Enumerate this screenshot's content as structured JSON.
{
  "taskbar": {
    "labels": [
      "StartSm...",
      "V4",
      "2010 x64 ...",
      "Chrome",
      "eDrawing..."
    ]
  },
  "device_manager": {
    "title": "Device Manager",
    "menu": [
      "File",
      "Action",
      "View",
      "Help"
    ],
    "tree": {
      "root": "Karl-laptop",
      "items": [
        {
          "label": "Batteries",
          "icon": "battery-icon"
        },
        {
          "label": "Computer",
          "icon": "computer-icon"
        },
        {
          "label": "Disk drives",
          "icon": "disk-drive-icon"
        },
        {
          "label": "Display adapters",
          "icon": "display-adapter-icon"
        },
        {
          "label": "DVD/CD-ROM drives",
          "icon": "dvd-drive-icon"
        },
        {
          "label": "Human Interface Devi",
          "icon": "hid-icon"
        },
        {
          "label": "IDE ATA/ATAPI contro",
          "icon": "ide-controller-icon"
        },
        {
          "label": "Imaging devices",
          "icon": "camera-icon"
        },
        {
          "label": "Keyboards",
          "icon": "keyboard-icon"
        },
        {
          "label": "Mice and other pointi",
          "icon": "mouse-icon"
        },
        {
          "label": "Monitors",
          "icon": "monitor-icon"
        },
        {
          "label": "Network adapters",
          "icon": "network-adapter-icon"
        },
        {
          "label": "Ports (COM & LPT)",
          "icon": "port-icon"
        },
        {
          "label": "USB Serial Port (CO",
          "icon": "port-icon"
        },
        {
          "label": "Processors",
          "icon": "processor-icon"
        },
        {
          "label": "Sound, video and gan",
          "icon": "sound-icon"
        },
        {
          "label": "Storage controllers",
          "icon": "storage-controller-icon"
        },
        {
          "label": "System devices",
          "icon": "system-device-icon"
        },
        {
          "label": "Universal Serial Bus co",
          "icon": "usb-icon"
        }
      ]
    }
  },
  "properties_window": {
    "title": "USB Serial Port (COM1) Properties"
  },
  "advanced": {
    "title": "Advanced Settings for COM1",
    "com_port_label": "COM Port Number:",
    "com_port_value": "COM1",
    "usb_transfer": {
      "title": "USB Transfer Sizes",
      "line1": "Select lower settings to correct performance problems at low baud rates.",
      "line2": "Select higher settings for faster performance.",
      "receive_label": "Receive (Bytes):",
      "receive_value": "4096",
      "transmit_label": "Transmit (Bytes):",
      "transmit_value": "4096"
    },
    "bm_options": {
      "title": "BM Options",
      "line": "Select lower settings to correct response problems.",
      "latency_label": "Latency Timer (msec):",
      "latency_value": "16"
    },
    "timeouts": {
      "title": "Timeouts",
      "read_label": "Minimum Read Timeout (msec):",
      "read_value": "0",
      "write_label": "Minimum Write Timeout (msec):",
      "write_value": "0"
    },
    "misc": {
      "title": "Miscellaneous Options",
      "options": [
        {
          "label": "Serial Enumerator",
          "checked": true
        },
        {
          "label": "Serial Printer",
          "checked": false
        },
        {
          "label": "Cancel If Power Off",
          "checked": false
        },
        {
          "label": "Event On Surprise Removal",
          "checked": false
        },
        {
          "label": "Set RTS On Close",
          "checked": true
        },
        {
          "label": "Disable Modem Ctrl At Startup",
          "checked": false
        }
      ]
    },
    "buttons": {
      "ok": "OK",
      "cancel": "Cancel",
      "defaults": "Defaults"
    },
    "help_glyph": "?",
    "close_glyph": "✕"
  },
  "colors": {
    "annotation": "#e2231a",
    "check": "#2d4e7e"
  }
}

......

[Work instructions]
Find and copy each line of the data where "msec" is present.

[Solution]
      "latency_label": "Latency Timer (msec):",
      "read_label": "Minimum Read Timeout (msec):",
      "write_label": "Minimum Write Timeout (msec):",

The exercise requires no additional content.